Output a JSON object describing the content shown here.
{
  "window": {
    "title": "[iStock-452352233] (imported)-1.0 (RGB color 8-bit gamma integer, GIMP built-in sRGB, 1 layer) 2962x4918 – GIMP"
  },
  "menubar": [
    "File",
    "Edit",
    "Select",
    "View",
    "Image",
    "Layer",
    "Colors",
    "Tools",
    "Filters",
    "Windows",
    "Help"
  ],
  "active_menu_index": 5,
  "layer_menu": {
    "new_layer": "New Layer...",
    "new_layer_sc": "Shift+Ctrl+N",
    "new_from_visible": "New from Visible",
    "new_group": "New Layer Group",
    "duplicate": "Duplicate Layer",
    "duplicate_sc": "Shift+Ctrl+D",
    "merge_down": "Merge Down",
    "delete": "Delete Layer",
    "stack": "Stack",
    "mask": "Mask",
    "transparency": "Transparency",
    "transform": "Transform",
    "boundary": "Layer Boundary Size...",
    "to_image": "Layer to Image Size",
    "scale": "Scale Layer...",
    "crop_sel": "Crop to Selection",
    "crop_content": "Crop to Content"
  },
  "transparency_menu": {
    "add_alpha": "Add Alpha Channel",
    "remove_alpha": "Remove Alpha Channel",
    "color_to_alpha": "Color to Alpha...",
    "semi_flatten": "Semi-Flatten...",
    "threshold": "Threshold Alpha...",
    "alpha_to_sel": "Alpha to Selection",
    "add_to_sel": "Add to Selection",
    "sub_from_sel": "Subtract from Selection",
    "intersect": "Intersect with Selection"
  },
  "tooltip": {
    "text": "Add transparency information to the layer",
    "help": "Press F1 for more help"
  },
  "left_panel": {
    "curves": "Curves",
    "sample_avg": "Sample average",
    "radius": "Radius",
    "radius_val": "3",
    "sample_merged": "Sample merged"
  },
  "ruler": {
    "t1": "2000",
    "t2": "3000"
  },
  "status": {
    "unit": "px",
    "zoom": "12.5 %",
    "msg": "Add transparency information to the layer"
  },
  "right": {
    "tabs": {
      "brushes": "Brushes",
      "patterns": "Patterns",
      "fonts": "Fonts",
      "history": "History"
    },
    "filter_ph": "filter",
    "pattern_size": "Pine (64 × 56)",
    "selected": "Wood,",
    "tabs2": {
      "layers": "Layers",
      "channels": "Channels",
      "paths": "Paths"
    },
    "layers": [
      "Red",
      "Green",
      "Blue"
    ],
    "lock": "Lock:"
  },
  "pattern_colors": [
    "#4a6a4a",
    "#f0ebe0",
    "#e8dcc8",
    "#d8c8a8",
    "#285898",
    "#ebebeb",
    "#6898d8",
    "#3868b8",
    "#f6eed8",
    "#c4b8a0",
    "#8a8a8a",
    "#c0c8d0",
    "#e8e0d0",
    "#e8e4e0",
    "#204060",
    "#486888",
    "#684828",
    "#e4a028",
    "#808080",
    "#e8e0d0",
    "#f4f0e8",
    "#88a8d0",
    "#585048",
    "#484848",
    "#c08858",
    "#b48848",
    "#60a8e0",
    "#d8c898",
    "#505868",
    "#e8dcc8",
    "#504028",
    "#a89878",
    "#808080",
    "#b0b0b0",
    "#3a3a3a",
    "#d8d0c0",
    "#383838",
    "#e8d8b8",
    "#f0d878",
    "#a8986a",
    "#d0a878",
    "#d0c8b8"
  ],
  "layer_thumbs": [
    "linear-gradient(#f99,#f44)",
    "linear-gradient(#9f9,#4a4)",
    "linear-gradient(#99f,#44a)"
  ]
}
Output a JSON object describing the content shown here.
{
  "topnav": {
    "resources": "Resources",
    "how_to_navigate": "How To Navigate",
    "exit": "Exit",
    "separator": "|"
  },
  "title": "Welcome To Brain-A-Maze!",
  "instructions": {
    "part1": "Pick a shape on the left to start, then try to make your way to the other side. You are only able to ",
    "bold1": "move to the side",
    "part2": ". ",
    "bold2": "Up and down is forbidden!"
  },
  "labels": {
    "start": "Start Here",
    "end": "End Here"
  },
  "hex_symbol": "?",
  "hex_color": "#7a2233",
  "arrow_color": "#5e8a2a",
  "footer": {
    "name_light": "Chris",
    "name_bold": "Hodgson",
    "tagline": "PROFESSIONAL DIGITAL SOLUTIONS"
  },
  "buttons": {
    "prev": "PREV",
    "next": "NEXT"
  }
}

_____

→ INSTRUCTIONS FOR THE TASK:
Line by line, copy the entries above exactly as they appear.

→ SOLVED EXERCISE:
Output a JSON object describing the content shown here.
{
  "window": {
    "title": "[iStock-452352233] (imported)-1.0 (RGB color 8-bit gamma integer, GIMP built-in sRGB, 1 layer) 2962x4918 – GIMP"
  },
  "menubar": [
    "File",
    "Edit",
    "Select",
    "View",
    "Image",
    "Layer",
    "Colors",
    "Tools",
    "Filters",
    "Windows",
    "Help"
  ],
  "active_menu_index": 5,
  "layer_menu": {
    "new_layer": "New Layer...",
    "new_layer_sc": "Shift+Ctrl+N",
    "new_from_visible": "New from Visible",
    "new_group": "New Layer Group",
    "duplicate": "Duplicate Layer",
    "duplicate_sc": "Shift+Ctrl+D",
    "merge_down": "Merge Down",
    "delete": "Delete Layer",
    "stack": "Stack",
    "mask": "Mask",
    "transparency": "Transparency",
    "transform": "Transform",
    "boundary": "Layer Boundary Size...",
    "to_image": "Layer to Image Size",
    "scale": "Scale Layer...",
    "crop_sel": "Crop to Selection",
    "crop_content": "Crop to Content"
  },
  "transparency_menu": {
    "add_alpha": "Add Alpha Channel",
    "remove_alpha": "Remove Alpha Channel",
    "color_to_alpha": "Color to Alpha...",
    "semi_flatten": "Semi-Flatten...",
    "threshold": "Threshold Alpha...",
    "alpha_to_sel": "Alpha to Selection",
    "add_to_sel": "Add to Selection",
    "sub_from_sel": "Subtract from Selection",
    "intersect": "Intersect with Selection"
  },
  "tooltip": {
    "text": "Add transparency information to the layer",
    "help": "Press F1 for more help"
  },
  "left_panel": {
    "curves": "Curves",
    "sample_avg": "Sample average",
    "radius": "Radius",
    "radius_val": "3",
    "sample_merged": "Sample merged"
  },
  "ruler": {
    "t1": "2000",
    "t2": "3000"
  },
  "status": {
    "unit": "px",
    "zoom": "12.5 %",
    "msg": "Add transparency information to the layer"
  },
  "right": {
    "tabs": {
      "brushes": "Brushes",
      "patterns": "Patterns",
      "fonts": "Fonts",
      "history": "History"
    },
    "filter_ph": "filter",
    "pattern_size": "Pine (64 × 56)",
    "selected": "Wood,",
    "tabs2": {
      "layers": "Layers",
      "channels": "Channels",
      "paths": "Paths"
    },
    "layers": [
      "Red",
      "Green",
      "Blue"
    ],
    "lock": "Lock:"
  },
  "pattern_colors": [
    "#4a6a4a",
    "#f0ebe0",
    "#e8dcc8",
    "#d8c8a8",
    "#285898",
    "#ebebeb",
    "#6898d8",
    "#3868b8",
    "#f6eed8",
    "#c4b8a0",
    "#8a8a8a",
    "#c0c8d0",
    "#e8e0d0",
    "#e8e4e0",
    "#204060",
    "#486888",
    "#684828",
    "#e4a028",
    "#808080",
    "#e8e0d0",
    "#f4f0e8",
    "#88a8d0",
    "#585048",
    "#484848",
    "#c08858",
    "#b48848",
    "#60a8e0",
    "#d8c898",
    "#505868",
    "#e8dcc8",
    "#504028",
    "#a89878",
    "#808080",
    "#b0b0b0",
    "#3a3a3a",
    "#d8d0c0",
    "#383838",
    "#e8d8b8",
    "#f0d878",
    "#a8986a",
    "#d0a878",
    "#d0c8b8"
  ],
  "layer_thumbs": [
    "linear-gradient(#f99,#f44)",
    "linear-gradient(#9f9,#4a4)",
    "linear-gradient(#99f,#44a)"
  ]
}
Output a JSON object describing the content shown here.
{
  "topnav": {
    "resources": "Resources",
    "how_to_navigate": "How To Navigate",
    "exit": "Exit",
    "separator": "|"
  },
  "title": "Welcome To Brain-A-Maze!",
  "instructions": {
    "part1": "Pick a shape on the left to start, then try to make your way to the other side. You are only able to ",
    "bold1": "move to the side",
    "part2": ". ",
    "bold2": "Up and down is forbidden!"
  },
  "labels": {
    "start": "Start Here",
    "end": "End Here"
  },
  "hex_symbol": "?",
  "hex_color": "#7a2233",
  "arrow_color": "#5e8a2a",
  "footer": {
    "name_light": "Chris",
    "name_bold": "Hodgson",
    "tagline": "PROFESSIONAL DIGITAL SOLUTIONS"
  },
  "buttons": {
    "prev": "PREV",
    "next": "NEXT"
  }
}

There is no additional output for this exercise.